** DATA SHOWN follows **

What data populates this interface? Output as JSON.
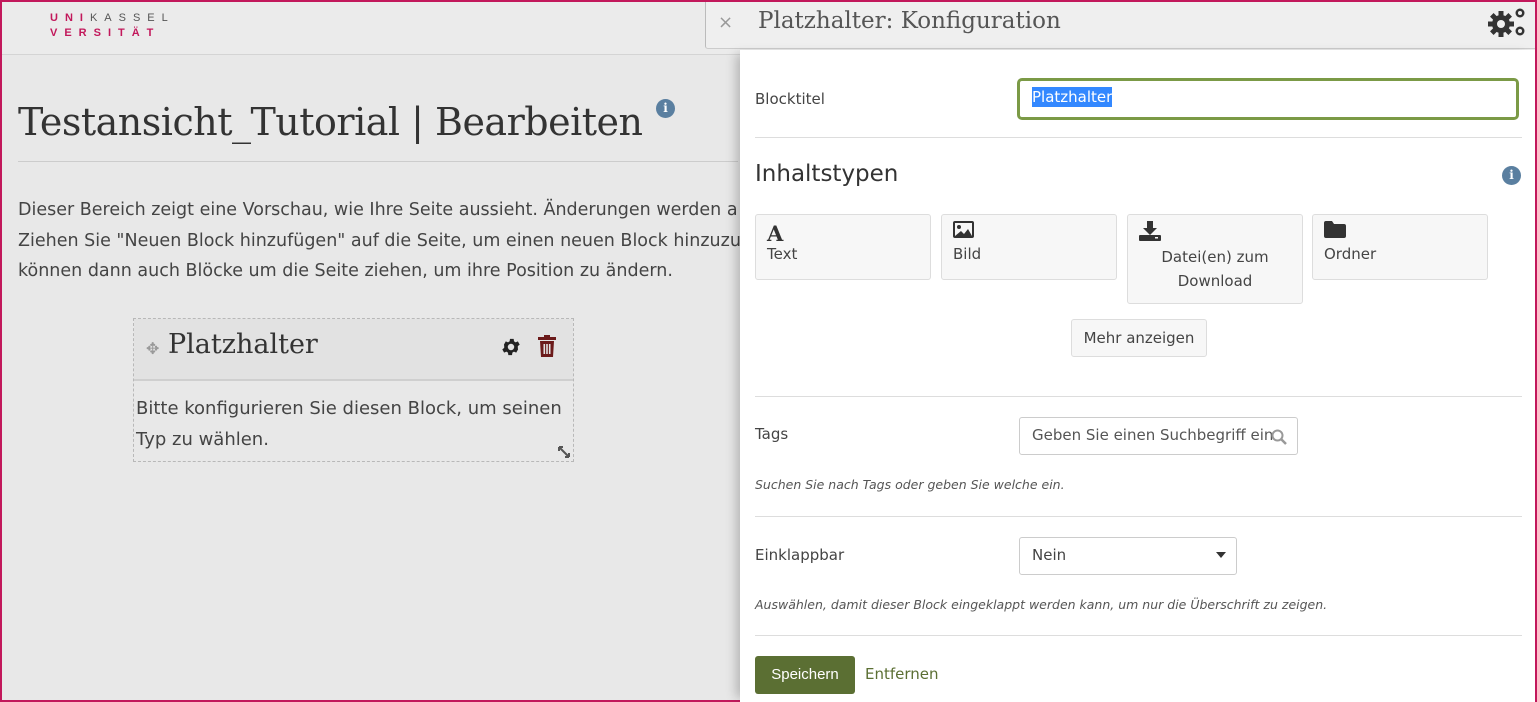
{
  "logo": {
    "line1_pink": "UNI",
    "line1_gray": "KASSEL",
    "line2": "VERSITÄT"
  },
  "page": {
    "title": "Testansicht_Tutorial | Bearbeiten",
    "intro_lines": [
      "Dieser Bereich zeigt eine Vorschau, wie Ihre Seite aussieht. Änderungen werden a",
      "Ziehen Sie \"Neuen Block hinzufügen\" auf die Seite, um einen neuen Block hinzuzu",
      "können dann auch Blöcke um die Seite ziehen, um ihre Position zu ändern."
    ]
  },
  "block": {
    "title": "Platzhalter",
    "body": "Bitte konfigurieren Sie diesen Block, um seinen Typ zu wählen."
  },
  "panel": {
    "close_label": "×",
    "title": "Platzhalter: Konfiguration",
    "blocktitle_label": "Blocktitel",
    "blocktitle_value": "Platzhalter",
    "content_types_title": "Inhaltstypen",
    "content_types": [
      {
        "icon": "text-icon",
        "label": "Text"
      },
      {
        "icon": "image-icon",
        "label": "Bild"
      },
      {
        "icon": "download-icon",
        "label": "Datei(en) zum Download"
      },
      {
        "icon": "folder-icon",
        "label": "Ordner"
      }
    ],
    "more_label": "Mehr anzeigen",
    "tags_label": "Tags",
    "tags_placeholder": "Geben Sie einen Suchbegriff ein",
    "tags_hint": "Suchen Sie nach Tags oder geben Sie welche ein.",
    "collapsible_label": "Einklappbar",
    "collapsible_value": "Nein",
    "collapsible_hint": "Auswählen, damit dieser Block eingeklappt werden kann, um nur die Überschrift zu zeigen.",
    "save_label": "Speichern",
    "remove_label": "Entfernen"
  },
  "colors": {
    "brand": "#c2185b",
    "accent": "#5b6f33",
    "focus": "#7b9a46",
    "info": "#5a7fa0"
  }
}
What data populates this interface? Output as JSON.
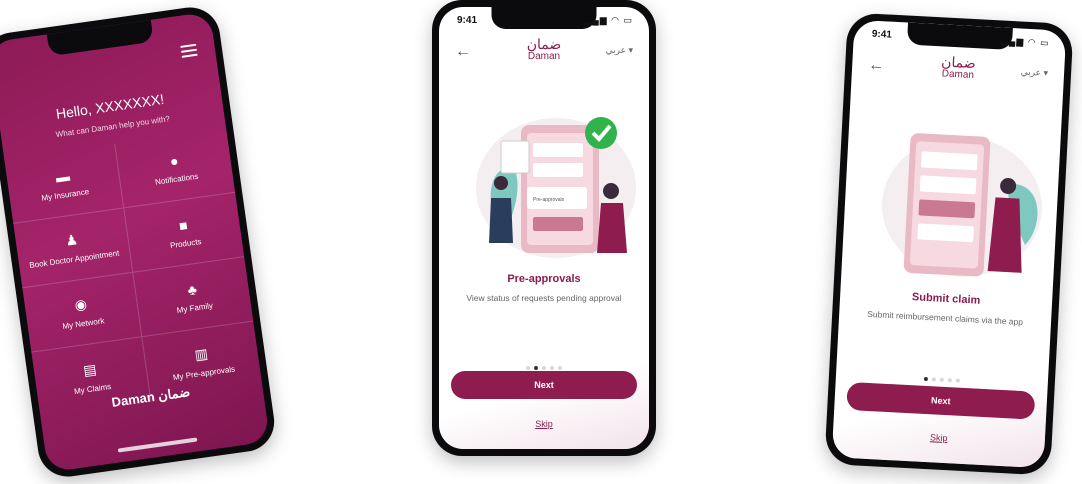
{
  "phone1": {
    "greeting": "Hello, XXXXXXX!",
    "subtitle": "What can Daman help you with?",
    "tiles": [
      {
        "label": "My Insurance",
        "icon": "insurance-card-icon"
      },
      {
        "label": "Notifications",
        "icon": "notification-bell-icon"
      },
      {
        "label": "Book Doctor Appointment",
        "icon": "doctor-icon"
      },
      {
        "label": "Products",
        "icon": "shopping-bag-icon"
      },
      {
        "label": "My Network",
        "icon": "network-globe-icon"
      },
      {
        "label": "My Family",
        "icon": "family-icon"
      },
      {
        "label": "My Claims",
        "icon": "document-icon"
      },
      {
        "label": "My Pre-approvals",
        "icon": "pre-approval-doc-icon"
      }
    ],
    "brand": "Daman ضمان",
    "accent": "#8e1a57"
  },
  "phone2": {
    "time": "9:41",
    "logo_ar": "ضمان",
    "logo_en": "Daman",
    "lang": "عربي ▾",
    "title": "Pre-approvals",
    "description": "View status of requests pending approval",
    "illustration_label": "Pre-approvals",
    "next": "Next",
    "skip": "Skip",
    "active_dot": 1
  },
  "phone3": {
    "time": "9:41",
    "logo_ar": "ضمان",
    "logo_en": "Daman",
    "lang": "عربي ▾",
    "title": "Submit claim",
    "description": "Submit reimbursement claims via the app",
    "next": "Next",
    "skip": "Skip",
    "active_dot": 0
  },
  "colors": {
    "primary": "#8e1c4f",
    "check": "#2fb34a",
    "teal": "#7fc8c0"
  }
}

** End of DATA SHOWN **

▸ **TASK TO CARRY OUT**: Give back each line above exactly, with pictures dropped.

▸ **RESPONSE AREA**:
What data populates this interface? Output as JSON.
{
  "logo": {
    "line1_pink": "UNI",
    "line1_gray": "KASSEL",
    "line2": "VERSITÄT"
  },
  "page": {
    "title": "Testansicht_Tutorial | Bearbeiten",
    "intro_lines": [
      "Dieser Bereich zeigt eine Vorschau, wie Ihre Seite aussieht. Änderungen werden a",
      "Ziehen Sie \"Neuen Block hinzufügen\" auf die Seite, um einen neuen Block hinzuzu",
      "können dann auch Blöcke um die Seite ziehen, um ihre Position zu ändern."
    ]
  },
  "block": {
    "title": "Platzhalter",
    "body": "Bitte konfigurieren Sie diesen Block, um seinen Typ zu wählen."
  },
  "panel": {
    "close_label": "×",
    "title": "Platzhalter: Konfiguration",
    "blocktitle_label": "Blocktitel",
    "blocktitle_value": "Platzhalter",
    "content_types_title": "Inhaltstypen",
    "content_types": [
      {
        "icon": "text-icon",
        "label": "Text"
      },
      {
        "icon": "image-icon",
        "label": "Bild"
      },
      {
        "icon": "download-icon",
        "label": "Datei(en) zum Download"
      },
      {
        "icon": "folder-icon",
        "label": "Ordner"
      }
    ],
    "more_label": "Mehr anzeigen",
    "tags_label": "Tags",
    "tags_placeholder": "Geben Sie einen Suchbegriff ein",
    "tags_hint": "Suchen Sie nach Tags oder geben Sie welche ein.",
    "collapsible_label": "Einklappbar",
    "collapsible_value": "Nein",
    "collapsible_hint": "Auswählen, damit dieser Block eingeklappt werden kann, um nur die Überschrift zu zeigen.",
    "save_label": "Speichern",
    "remove_label": "Entfernen"
  },
  "colors": {
    "brand": "#c2185b",
    "accent": "#5b6f33",
    "focus": "#7b9a46",
    "info": "#5a7fa0"
  }
}
What data populates this interface? Output as JSON.
{
  "phone1": {
    "greeting": "Hello, XXXXXXX!",
    "subtitle": "What can Daman help you with?",
    "tiles": [
      {
        "label": "My Insurance",
        "icon": "insurance-card-icon"
      },
      {
        "label": "Notifications",
        "icon": "notification-bell-icon"
      },
      {
        "label": "Book Doctor Appointment",
        "icon": "doctor-icon"
      },
      {
        "label": "Products",
        "icon": "shopping-bag-icon"
      },
      {
        "label": "My Network",
        "icon": "network-globe-icon"
      },
      {
        "label": "My Family",
        "icon": "family-icon"
      },
      {
        "label": "My Claims",
        "icon": "document-icon"
      },
      {
        "label": "My Pre-approvals",
        "icon": "pre-approval-doc-icon"
      }
    ],
    "brand": "Daman ضمان",
    "accent": "#8e1a57"
  },
  "phone2": {
    "time": "9:41",
    "logo_ar": "ضمان",
    "logo_en": "Daman",
    "lang": "عربي ▾",
    "title": "Pre-approvals",
    "description": "View status of requests pending approval",
    "illustration_label": "Pre-approvals",
    "next": "Next",
    "skip": "Skip",
    "active_dot": 1
  },
  "phone3": {
    "time": "9:41",
    "logo_ar": "ضمان",
    "logo_en": "Daman",
    "lang": "عربي ▾",
    "title": "Submit claim",
    "description": "Submit reimbursement claims via the app",
    "next": "Next",
    "skip": "Skip",
    "active_dot": 0
  },
  "colors": {
    "primary": "#8e1c4f",
    "check": "#2fb34a",
    "teal": "#7fc8c0"
  }
}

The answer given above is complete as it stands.